Other families have their own distinct flavours that add to the Yuletide spirit. And this distinction is what is absolutely fascinating. A friend who traces her origins to Uttar Pradesh, revealed that her family’s traditional Christmas meal consists of mutton curry, yakhni pulao, and zarda — a form of sweet rice. “It is what manna in heaven must taste like,” she told me. It’s a rather tall claim, since according to Biblical mythology, manna was sent by God to starving Israelites after their escape from slavery in Egypt, and is supposed to be the most delicious thing ever. Think chocolate, but 100 times better.
For another friend in Kerala, Christmas means kappa puzhuku — a dish made by boiling tapioca and other tubers, served with a spicy chutney.
One of the reasons food is such a huge part of Christmas is because the three weeks preceding the festival, known as advent, are supposed to be a time of abstinence where several people voluntarily give up non-vegetarian meals. And when it is time, you will mostly find people stuffing their faces on 24 December.
The ‘English’ misconception
A major reason, as I have been made aware, for the apparent ‘foreignness’ of Christmas is the predominance of the English language in our carols, masses and prayers. However, it is worth noting that along with ‘Jingle Bells’ and ‘Silent Night’, Indian Christians have grown up singing carols like ‘Hum charwahe nache jhoom ke’ and ‘Bade din ki khushi’ in Hindi. My own childhood Christmas revolved around Tamil songs like ‘Yesuve Jeevan’.
The characteristic midnight Christmas masses are mostly bilingual to ensure maximum participation, and we refer to Jesus as Yesu just as often and Mother Mary as Maada Mariam.
Personally, my grandmother was fluent in Tamil, and we have grown up saying prayers and singing hymns in our mother tongue.

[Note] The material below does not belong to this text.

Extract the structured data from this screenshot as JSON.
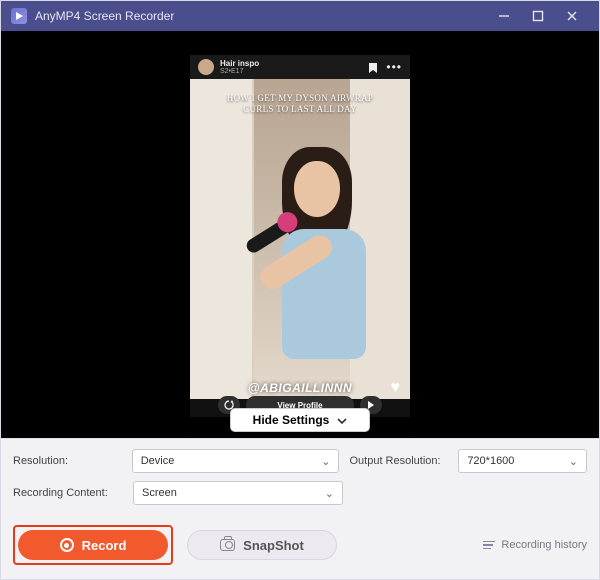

We all grew up calling Santa Claus, ‘Christmas thatha’ (grandfather in Tamil). The misconception that English is our primary language of communication is just that, a misconception.
There seems to be a voluntary ignorance surrounding Christian festivals in India, much like Eid. While the comparison is nowhere equitable, with things much worse for Muslims in India, how a festival is viewed is symptomatic of the dominant cultural tradition one inhabits.

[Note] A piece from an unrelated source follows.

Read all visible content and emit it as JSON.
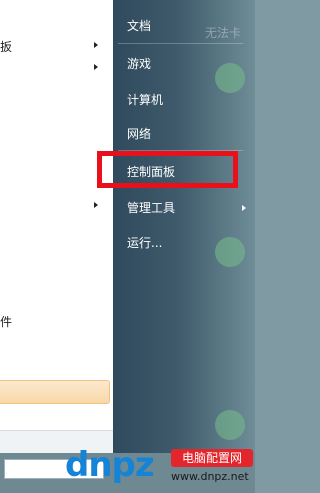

In its very first year that the Narendra Modi government came to power, the BJP designated 25 December as ‘Good Governance Day’. While the designation could have been innocuous, the fact that there was almost a complete erasure of the mention of a major festival was jarring.

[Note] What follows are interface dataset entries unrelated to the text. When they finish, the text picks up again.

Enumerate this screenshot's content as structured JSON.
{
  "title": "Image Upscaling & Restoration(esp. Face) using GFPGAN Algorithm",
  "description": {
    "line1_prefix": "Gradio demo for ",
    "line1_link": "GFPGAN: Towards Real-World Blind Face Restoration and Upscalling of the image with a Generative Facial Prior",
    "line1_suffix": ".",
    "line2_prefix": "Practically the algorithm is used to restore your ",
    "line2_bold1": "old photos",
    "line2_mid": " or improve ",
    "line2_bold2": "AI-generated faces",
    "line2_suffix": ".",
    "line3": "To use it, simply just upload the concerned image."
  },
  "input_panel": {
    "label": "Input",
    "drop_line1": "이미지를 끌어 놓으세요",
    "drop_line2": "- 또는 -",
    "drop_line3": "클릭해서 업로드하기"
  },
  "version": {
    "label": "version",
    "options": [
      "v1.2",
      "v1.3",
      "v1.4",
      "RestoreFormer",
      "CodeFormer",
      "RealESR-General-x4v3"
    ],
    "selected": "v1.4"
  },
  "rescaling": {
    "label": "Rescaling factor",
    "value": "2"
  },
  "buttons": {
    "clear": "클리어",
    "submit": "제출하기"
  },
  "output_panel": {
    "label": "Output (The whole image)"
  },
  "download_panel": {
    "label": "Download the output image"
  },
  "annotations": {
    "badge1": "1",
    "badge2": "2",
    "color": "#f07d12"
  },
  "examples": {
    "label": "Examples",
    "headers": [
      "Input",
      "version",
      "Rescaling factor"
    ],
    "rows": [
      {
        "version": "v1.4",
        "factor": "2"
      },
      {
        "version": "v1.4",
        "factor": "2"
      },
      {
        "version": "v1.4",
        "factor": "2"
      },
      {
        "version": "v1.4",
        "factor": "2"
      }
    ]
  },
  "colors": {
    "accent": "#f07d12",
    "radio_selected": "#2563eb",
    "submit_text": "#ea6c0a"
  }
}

In addition, a certain hostility has seeped in over the years towards Christmas and Christians. Most recently, in Assam, a Bajrang Dal leader threatened to beat up Hindus who visited churches on Christmas.
This was just a threat. But in 2017, Christmas carollers were assaulted by a mob in Madhya Pradesh, and their vehicle was also burnt. Not only was there no action against the mob, the police instead arrested the carol singers based on a complaint of a man alleging conversion attempt.
This fear has seeped into our church communities as well. Small churches try to wrap up services early on Christmas night, and even volumes of attendees have been reduced because one never knows which Right-wing group might take offence at people visiting church. Considering the vicious ‘love jihad’ campaign, and now laws against inter-faith marriages, there is apprehension over possible future campaign against Christian conversions — the fear is not unfounded.
But through it all, the spirit of Christmas endures. The spirit of a desi Christmas.
Views are personal.